### Prompt
Please return the records below exactly as they stand, with the pictures removed.

[Records from a data collection]
———
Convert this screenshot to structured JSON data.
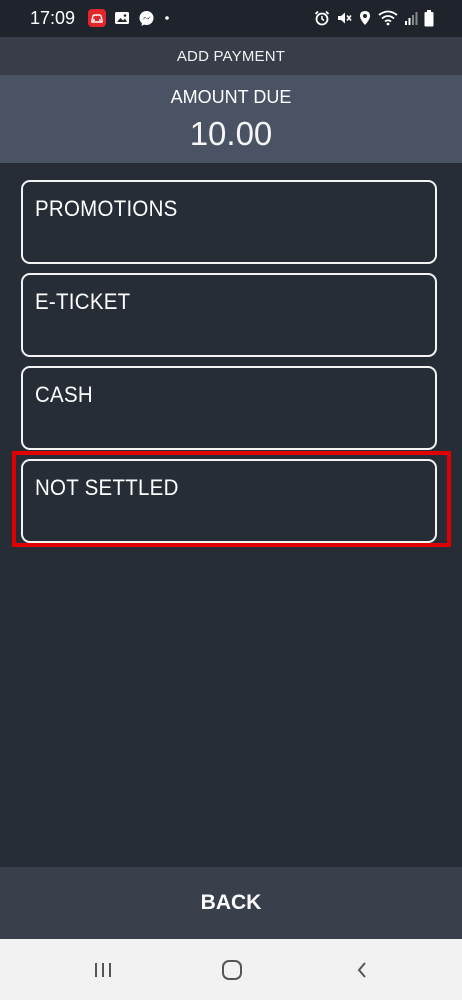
{
  "status_bar": {
    "time": "17:09",
    "left_icons": [
      "car-app-icon",
      "gallery-icon",
      "messenger-icon",
      "dot-icon"
    ],
    "right_icons": [
      "alarm-icon",
      "mute-icon",
      "location-icon",
      "wifi-icon",
      "signal-icon",
      "battery-icon"
    ]
  },
  "header": {
    "title": "ADD PAYMENT"
  },
  "amount": {
    "label": "AMOUNT DUE",
    "value": "10.00"
  },
  "options": [
    {
      "label": "PROMOTIONS"
    },
    {
      "label": "E-TICKET"
    },
    {
      "label": "CASH"
    },
    {
      "label": "NOT SETTLED",
      "highlighted": true
    }
  ],
  "footer": {
    "back_label": "BACK"
  },
  "nav": {
    "icons": [
      "recent-apps-icon",
      "home-icon",
      "back-nav-icon"
    ]
  },
  "colors": {
    "background": "#272d36",
    "amount_panel": "#4a5364",
    "highlight": "#e10000"
  }
}
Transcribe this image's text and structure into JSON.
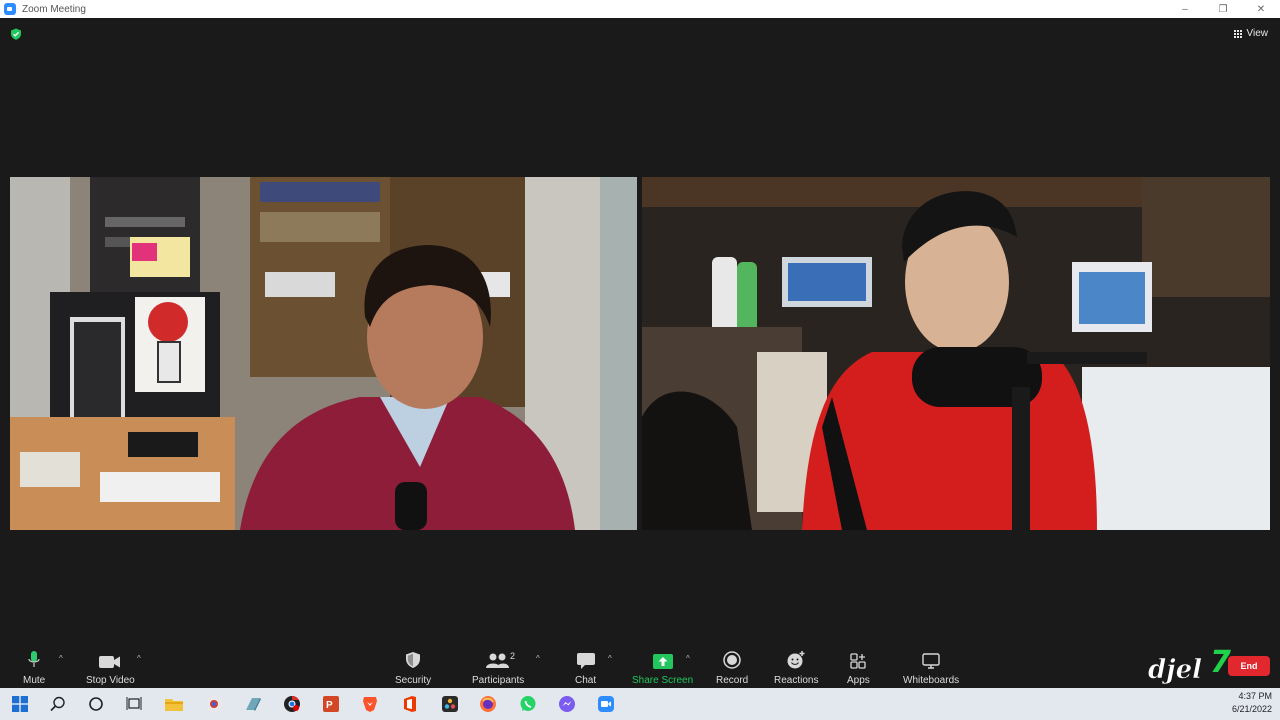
{
  "window": {
    "title": "Zoom Meeting",
    "controls": [
      "–",
      "❐",
      "✕"
    ]
  },
  "meeting": {
    "view_label": "View",
    "encryption": "shield-check-icon"
  },
  "toolbar": {
    "mute": "Mute",
    "stop_video": "Stop Video",
    "security": "Security",
    "participants": "Participants",
    "participants_count": "2",
    "chat": "Chat",
    "share_screen": "Share Screen",
    "record": "Record",
    "reactions": "Reactions",
    "apps": "Apps",
    "whiteboards": "Whiteboards",
    "end": "End"
  },
  "watermark": "djel7",
  "colors": {
    "accent_green": "#22c55e",
    "end_red": "#e0282e",
    "zoom_blue": "#2d8cff"
  },
  "taskbar": {
    "icons": [
      "windows-start-icon",
      "search-icon",
      "cortana-icon",
      "task-view-icon",
      "file-explorer-icon",
      "app-icon",
      "app-icon",
      "chrome-icon",
      "powerpoint-icon",
      "brave-icon",
      "office-icon",
      "davinci-icon",
      "firefox-icon",
      "whatsapp-icon",
      "messenger-icon",
      "zoom-icon"
    ],
    "time": "4:37 PM",
    "date": "6/21/2022"
  }
}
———
### Answer to this problem
Convert this screenshot to structured JSON data.
{
  "status_bar": {
    "time": "17:09",
    "left_icons": [
      "car-app-icon",
      "gallery-icon",
      "messenger-icon",
      "dot-icon"
    ],
    "right_icons": [
      "alarm-icon",
      "mute-icon",
      "location-icon",
      "wifi-icon",
      "signal-icon",
      "battery-icon"
    ]
  },
  "header": {
    "title": "ADD PAYMENT"
  },
  "amount": {
    "label": "AMOUNT DUE",
    "value": "10.00"
  },
  "options": [
    {
      "label": "PROMOTIONS"
    },
    {
      "label": "E-TICKET"
    },
    {
      "label": "CASH"
    },
    {
      "label": "NOT SETTLED",
      "highlighted": true
    }
  ],
  "footer": {
    "back_label": "BACK"
  },
  "nav": {
    "icons": [
      "recent-apps-icon",
      "home-icon",
      "back-nav-icon"
    ]
  },
  "colors": {
    "background": "#272d36",
    "amount_panel": "#4a5364",
    "highlight": "#e10000"
  }
}
Transcribe this image's text and structure into JSON.
{
  "window": {
    "title": "Zoom Meeting",
    "controls": [
      "–",
      "❐",
      "✕"
    ]
  },
  "meeting": {
    "view_label": "View",
    "encryption": "shield-check-icon"
  },
  "toolbar": {
    "mute": "Mute",
    "stop_video": "Stop Video",
    "security": "Security",
    "participants": "Participants",
    "participants_count": "2",
    "chat": "Chat",
    "share_screen": "Share Screen",
    "record": "Record",
    "reactions": "Reactions",
    "apps": "Apps",
    "whiteboards": "Whiteboards",
    "end": "End"
  },
  "watermark": "djel7",
  "colors": {
    "accent_green": "#22c55e",
    "end_red": "#e0282e",
    "zoom_blue": "#2d8cff"
  },
  "taskbar": {
    "icons": [
      "windows-start-icon",
      "search-icon",
      "cortana-icon",
      "task-view-icon",
      "file-explorer-icon",
      "app-icon",
      "app-icon",
      "chrome-icon",
      "powerpoint-icon",
      "brave-icon",
      "office-icon",
      "davinci-icon",
      "firefox-icon",
      "whatsapp-icon",
      "messenger-icon",
      "zoom-icon"
    ],
    "time": "4:37 PM",
    "date": "6/21/2022"
  }
}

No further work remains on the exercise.